Before now, crypto had not been discussed by the G20. Its presence at this year’s conference is significant. It demonstrates that G20 members believe that cryptocurrencies are significant enough in the global financial system to warrant regulatory attention. Britain is itself putting together a “crypto asset task force” to put Britain at the forefront in the development of the technology,” said The Times. Members of the Treasury, Bank of England and FCA will make up the British task force.
Coinspeaker analysed various statements from G20 members. The head of Argentina’s Central Bank, Frederico Sturzenegger, said cryptocurrencies should be examined because more information is needed before making any regulatory decisions. The July deadline is a short one and is no doubt influenced by the fluctuating nature of the crypto market.
Italy’s central bank governor, Ignazio Visco, suggested the International Organisation of Securities Commissions (IOSCO) be entrusted with the task of defining industry standards.
Opinions vary between G20 members. A senior Japanese finance ministry official said that some form of regulation for crypto-assets should be eventually introduced. In contrast, Brazil’s Central Bank president, Ilan Goldfajn, announced that cryptocurrencies won’t be regulated in his country.
The effect of the G20 on crypto
The positive tone struck in Argentina has prompted a boost on the crypto market. The price of Bitcoin first increased above USD 9,000, reported Coinbase. In addition to Bitcoin, other major cryptocurrencies like Ethereum and Ripple also showed good recovery on Monday. Ethereum which slipped below $500 made a 10% to hit the high of $557. Similarly, Ripple that was trading below $0.60 made a 20% surge to hit a high of $0.71 on Monday.
Why are regulators so interested in crypto?
This year and last, there has been a plethora of statements from regulators as to the legal definitions and requirements regarding cryptocurrencies, assets, tokens or any other terminology used. Most jurisdictions have strict statutory requirements for securities offerings. This is to protect the rights of whose investing and the securities market in general.
Regulators are interested in crypto for another reason. Tax.

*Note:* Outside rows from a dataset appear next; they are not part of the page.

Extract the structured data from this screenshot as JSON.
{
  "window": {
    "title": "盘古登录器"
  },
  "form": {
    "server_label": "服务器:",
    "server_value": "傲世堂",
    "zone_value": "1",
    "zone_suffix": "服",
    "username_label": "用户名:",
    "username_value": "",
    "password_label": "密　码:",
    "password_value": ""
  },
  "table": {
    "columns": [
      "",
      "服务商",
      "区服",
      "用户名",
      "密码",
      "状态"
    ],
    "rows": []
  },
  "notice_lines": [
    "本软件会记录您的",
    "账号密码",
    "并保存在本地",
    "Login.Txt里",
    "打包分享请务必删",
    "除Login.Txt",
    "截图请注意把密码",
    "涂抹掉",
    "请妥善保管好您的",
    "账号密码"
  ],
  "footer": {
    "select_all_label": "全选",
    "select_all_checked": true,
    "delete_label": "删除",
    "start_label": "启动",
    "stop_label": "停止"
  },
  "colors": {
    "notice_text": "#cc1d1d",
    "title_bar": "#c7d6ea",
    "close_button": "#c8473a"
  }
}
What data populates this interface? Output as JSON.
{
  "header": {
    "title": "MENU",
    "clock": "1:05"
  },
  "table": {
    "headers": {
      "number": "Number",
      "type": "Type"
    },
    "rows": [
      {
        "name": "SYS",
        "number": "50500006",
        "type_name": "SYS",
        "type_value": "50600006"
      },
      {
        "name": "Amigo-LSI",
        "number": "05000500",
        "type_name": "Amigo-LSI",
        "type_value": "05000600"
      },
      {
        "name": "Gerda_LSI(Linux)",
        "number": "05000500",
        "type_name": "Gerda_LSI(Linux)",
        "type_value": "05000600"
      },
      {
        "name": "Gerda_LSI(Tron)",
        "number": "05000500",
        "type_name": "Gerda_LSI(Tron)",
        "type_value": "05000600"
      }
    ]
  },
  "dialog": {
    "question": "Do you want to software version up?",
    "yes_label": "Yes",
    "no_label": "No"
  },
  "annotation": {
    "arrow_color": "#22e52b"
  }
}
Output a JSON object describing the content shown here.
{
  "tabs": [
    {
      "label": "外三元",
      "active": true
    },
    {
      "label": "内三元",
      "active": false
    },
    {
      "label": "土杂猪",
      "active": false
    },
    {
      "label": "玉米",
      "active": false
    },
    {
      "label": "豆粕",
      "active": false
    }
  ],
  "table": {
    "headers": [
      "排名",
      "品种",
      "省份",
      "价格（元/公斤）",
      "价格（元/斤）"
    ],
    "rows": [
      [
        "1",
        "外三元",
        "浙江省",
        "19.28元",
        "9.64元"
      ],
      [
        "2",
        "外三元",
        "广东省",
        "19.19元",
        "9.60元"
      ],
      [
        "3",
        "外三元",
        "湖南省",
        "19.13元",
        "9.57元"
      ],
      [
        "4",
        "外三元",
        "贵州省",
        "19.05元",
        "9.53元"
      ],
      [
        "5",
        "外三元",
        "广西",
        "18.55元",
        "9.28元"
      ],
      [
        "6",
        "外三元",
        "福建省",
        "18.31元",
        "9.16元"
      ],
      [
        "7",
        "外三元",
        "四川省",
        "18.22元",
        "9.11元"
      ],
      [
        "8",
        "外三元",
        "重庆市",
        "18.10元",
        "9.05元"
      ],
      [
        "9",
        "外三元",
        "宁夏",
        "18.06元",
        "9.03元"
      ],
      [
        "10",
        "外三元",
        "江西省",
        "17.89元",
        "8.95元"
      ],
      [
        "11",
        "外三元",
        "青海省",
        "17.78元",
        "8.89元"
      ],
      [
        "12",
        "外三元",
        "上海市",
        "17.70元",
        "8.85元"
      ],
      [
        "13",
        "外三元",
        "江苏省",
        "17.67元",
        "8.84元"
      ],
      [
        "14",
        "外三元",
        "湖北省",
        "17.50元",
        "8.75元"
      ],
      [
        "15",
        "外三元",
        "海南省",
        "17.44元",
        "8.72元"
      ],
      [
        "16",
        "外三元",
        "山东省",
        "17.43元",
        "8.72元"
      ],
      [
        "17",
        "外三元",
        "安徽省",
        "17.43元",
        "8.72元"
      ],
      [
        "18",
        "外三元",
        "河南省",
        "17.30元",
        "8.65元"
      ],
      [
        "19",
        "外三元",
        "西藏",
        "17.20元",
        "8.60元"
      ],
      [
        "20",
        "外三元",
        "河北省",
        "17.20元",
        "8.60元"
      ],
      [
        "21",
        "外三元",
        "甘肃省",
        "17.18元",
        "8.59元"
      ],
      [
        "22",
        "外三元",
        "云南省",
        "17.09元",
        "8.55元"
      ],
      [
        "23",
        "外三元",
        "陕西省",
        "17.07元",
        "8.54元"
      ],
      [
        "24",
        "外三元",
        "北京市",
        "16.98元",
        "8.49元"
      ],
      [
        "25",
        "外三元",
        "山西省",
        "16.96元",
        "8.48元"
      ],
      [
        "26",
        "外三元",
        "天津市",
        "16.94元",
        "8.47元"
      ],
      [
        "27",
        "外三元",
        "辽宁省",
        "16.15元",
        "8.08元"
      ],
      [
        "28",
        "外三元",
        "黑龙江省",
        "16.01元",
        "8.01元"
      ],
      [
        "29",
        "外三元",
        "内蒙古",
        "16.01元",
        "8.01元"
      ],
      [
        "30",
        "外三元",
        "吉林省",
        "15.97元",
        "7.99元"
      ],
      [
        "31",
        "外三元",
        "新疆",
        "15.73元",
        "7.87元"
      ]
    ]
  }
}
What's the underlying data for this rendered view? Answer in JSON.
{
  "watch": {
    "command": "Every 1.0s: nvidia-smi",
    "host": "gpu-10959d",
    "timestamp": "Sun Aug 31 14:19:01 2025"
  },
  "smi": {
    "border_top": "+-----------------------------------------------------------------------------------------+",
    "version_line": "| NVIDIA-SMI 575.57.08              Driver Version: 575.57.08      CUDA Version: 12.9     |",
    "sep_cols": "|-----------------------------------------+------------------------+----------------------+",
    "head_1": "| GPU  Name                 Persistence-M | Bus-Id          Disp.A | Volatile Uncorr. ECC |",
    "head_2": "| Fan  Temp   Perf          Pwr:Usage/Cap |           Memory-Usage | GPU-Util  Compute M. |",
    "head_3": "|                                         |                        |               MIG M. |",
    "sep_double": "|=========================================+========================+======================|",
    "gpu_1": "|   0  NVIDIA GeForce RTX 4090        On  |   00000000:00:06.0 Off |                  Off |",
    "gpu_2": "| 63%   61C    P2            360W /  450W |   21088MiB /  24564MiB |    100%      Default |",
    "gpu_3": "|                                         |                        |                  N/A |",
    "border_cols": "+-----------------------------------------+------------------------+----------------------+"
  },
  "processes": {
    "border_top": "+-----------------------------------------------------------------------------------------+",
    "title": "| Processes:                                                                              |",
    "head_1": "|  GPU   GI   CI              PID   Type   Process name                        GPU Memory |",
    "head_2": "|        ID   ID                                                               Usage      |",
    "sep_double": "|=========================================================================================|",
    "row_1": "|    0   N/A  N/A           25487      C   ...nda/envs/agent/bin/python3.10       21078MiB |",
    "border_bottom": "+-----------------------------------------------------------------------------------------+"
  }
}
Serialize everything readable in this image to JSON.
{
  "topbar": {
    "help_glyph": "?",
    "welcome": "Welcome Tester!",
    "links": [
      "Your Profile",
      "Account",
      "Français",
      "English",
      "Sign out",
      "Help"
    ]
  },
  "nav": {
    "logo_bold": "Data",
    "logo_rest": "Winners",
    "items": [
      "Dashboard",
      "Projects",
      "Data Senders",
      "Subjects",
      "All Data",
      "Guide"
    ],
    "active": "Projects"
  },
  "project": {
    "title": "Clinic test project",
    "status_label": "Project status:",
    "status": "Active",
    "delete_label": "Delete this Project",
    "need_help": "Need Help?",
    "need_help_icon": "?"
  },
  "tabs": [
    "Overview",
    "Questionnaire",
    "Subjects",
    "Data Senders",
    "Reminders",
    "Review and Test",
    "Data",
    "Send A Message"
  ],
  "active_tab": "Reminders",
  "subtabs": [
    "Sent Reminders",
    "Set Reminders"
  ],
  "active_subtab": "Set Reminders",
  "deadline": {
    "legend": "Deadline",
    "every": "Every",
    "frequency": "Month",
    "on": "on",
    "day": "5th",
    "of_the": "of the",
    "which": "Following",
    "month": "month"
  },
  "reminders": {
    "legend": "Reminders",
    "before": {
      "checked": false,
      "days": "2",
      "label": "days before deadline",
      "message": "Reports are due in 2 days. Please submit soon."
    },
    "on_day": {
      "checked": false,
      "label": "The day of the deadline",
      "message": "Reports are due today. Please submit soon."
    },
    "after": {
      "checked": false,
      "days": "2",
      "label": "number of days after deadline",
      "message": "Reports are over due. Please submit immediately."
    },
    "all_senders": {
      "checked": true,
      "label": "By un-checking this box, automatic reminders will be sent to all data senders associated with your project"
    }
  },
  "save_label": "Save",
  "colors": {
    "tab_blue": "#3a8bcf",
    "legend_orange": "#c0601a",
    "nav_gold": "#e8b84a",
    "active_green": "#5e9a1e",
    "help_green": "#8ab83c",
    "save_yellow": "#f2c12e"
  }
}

Bloomberg reported that G20 countries want cryptocurrencies to be recognized as an asset and not money to crack down on tax evasion through crypto investments. Moving cryptocurrencies into asset class would make them subject to capital gains tax.
By Grace Appleford, Research Analyst.